When you're considering the fundamentals of creating good horror, surprising your audience is a vital aspect. Predictability utterly obliterates a creepy atmosphere. Fortunately, like all good ghost stories, Haunt is generous with the curveballs. The first unexpected moment comes when you're addressed by Benjamin Muldoon.
It's not so much the fact that he's an entertaining eccentric trapped in a painting, more that he's voiced by Tim Schafer, the developer behind Brütal Legend, Costume Quest and Stacking. Schafer pulls off a characterful performance and the well-written script jives with the sense of humour he injects into his own work.
The surprises keep on coming at a giddy pace, the next one being just how polished and well-conceived the whole experience is. In spite of the fact that this is both a kids' game and available for just 800MP on XBLA, Haunt plies its trade with varied and inventive uses of the Kinect controller.
But unlike Rise Of Nightmares, which tried to break the 100m record before it could (literally) walk, everything here is reassuringly robust. The basic exploration controls don't overreach themselves - you simply point your torch in the direction you want to walk and then march on the spot to move forward.
Everything else is performed right on cue and you'll find yourself ducking and dodging, rummaging through furniture and even shouting to break through 'sonic barriers'. Like any self-respecting haunted mansion it's riddled with traps, and in Haunt's case each one introduces unique, one-time mechanics - at one point you have to remain deathly silent as you sneak past a wall full of snoozing portraits while another corridor has you freezing on the spot every time a spooky giant eye fixes its stare on you.
Combat is similarly diverse - each flavour of ghost has a certain selection of actions or gestures that are effective against it and it's about reacting to the cues quickly enough to maximise the damage dealt. You're never juggling too many mechanics at once, though, and health vials are so readily available you'd have to be trying very hard indeed to actually lose the game.
As a result, within three or so hours you're likely to be done, but what remains is a lasting warm glow - not just from rare muscle usage but also the satisfaction of a Kinect game that capably and effortlessly takes advantage of the technology.
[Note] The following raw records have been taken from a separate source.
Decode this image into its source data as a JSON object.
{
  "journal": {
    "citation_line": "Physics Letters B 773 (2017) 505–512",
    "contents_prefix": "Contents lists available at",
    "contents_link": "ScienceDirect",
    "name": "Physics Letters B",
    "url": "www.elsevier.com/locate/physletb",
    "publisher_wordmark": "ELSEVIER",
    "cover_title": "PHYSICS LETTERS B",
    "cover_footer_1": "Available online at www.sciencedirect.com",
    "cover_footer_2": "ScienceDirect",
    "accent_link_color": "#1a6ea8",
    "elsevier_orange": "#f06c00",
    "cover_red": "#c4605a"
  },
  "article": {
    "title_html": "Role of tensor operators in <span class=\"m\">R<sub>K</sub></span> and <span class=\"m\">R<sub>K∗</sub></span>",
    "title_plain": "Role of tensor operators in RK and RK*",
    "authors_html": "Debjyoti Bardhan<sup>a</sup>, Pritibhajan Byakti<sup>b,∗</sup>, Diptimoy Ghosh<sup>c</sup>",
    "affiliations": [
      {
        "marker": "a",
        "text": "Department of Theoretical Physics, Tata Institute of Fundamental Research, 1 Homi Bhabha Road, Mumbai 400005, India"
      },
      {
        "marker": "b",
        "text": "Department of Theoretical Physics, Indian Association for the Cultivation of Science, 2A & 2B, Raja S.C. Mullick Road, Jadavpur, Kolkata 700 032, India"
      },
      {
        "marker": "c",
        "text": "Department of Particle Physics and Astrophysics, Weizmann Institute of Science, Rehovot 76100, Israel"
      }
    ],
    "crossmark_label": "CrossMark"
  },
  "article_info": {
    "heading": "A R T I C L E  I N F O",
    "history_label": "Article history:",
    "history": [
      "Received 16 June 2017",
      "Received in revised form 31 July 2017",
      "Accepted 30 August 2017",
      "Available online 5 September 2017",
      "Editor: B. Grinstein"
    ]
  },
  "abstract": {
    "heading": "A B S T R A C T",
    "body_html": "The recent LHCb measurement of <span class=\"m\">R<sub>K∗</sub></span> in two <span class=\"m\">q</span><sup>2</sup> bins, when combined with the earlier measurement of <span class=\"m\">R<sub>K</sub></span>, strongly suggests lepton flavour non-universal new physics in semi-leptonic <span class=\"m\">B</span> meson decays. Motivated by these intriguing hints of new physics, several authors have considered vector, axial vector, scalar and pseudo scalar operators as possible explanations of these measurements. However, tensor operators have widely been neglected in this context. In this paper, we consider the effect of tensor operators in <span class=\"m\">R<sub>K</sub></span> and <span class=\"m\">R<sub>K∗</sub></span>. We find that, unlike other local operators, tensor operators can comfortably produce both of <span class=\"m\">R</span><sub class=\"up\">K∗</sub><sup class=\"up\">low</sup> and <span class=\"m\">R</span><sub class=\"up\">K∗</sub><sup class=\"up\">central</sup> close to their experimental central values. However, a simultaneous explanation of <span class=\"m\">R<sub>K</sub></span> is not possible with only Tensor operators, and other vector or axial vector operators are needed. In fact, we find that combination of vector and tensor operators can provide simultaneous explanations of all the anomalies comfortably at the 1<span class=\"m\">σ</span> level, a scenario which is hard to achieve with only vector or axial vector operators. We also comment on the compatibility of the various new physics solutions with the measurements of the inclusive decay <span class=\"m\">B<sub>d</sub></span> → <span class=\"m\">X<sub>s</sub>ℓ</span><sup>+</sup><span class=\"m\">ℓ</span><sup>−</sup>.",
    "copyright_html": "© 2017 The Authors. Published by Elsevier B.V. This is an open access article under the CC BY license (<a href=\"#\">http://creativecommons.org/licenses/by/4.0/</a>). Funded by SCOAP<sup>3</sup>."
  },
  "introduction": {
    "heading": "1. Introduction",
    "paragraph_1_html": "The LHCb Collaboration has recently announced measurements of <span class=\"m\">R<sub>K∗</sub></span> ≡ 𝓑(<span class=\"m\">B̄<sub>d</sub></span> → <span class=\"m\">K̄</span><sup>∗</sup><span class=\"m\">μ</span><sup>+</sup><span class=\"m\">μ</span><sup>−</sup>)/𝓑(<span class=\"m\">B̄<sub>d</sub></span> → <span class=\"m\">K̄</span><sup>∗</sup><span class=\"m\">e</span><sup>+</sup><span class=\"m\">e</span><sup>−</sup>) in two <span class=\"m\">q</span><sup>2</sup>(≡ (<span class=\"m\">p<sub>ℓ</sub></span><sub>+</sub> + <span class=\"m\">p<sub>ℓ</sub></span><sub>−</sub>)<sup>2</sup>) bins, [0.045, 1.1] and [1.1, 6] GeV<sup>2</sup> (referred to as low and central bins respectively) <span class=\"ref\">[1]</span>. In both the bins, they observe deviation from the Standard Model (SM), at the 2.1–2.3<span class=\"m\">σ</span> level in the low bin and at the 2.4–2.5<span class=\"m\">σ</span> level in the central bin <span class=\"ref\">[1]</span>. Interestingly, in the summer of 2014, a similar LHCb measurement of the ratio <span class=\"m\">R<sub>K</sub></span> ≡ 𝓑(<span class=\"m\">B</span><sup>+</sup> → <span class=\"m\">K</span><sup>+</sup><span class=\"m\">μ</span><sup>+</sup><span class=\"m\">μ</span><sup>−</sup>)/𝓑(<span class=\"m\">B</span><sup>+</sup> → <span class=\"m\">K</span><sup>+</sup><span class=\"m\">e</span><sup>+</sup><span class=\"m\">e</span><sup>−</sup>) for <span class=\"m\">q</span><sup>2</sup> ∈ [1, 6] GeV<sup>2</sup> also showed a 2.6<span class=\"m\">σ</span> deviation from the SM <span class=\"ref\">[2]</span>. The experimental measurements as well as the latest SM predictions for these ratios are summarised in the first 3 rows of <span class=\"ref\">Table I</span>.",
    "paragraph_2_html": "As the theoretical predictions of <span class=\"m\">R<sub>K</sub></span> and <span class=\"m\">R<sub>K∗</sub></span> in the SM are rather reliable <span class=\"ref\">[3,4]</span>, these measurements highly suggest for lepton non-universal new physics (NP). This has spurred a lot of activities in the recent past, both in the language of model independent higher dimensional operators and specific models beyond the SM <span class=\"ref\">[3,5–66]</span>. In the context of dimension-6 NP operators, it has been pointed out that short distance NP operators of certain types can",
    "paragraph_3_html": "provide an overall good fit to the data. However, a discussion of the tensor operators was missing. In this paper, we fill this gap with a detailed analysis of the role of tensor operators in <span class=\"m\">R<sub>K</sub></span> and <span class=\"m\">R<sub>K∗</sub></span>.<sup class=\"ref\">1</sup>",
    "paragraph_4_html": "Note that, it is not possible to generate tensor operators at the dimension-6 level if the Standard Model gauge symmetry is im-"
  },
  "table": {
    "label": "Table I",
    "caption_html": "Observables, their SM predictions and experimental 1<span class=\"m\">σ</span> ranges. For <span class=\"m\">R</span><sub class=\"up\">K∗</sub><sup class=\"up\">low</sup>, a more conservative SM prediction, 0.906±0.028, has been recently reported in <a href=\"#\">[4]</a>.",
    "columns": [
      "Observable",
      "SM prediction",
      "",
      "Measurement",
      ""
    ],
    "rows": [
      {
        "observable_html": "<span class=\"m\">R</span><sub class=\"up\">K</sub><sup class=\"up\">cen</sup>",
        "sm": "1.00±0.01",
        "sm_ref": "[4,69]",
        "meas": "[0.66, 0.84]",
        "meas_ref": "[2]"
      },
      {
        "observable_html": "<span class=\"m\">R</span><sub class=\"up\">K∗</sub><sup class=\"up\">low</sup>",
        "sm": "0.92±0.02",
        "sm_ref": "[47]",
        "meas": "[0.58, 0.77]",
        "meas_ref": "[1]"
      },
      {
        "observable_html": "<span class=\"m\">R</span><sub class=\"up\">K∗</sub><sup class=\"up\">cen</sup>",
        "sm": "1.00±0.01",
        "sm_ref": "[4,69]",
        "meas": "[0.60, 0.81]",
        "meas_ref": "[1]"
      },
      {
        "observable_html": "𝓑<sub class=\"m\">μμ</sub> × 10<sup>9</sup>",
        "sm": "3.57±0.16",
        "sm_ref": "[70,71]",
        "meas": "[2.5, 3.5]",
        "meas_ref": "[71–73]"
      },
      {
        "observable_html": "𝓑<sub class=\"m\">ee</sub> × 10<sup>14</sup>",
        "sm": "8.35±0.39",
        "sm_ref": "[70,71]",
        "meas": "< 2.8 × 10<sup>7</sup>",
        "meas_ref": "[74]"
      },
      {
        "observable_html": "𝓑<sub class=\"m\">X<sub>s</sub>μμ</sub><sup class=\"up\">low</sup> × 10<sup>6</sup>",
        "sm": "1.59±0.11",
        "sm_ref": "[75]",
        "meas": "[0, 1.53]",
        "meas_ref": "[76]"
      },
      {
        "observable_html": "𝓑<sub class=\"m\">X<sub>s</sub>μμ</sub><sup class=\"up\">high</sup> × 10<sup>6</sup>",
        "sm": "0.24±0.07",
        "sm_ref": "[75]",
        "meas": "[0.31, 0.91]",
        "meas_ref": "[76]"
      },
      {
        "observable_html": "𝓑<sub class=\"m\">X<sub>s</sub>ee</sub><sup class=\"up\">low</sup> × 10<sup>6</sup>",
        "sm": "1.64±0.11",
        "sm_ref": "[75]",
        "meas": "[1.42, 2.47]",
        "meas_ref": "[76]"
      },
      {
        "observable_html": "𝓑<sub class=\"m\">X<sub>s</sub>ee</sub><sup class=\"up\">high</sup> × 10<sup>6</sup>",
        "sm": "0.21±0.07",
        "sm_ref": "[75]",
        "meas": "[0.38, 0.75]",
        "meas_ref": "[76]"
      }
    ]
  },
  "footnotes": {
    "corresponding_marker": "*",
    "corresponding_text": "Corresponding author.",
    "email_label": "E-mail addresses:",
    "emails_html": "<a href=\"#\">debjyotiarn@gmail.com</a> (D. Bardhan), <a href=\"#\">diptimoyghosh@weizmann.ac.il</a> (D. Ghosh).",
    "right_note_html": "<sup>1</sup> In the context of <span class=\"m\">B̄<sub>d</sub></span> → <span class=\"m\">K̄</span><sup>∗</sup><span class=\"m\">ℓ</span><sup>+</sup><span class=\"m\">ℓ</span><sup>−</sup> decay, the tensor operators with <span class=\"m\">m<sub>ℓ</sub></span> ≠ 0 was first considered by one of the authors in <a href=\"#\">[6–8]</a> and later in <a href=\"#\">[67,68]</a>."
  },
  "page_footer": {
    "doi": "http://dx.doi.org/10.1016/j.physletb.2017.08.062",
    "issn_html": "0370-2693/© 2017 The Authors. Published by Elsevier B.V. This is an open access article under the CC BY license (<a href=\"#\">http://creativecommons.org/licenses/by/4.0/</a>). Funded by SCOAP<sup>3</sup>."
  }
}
Kids will obviously adore it, but if you've ever enjoyed inching through Disneyland's campy haunted house, you'll be equally at home in Haunt.
A Kinect game with plenty of spirit
- Classic haunted house aesthetic
- Inventive, varied use of Kinect
- Tim Schafer is entertaining
- Doesn't overcomplicate the controls
- Rather short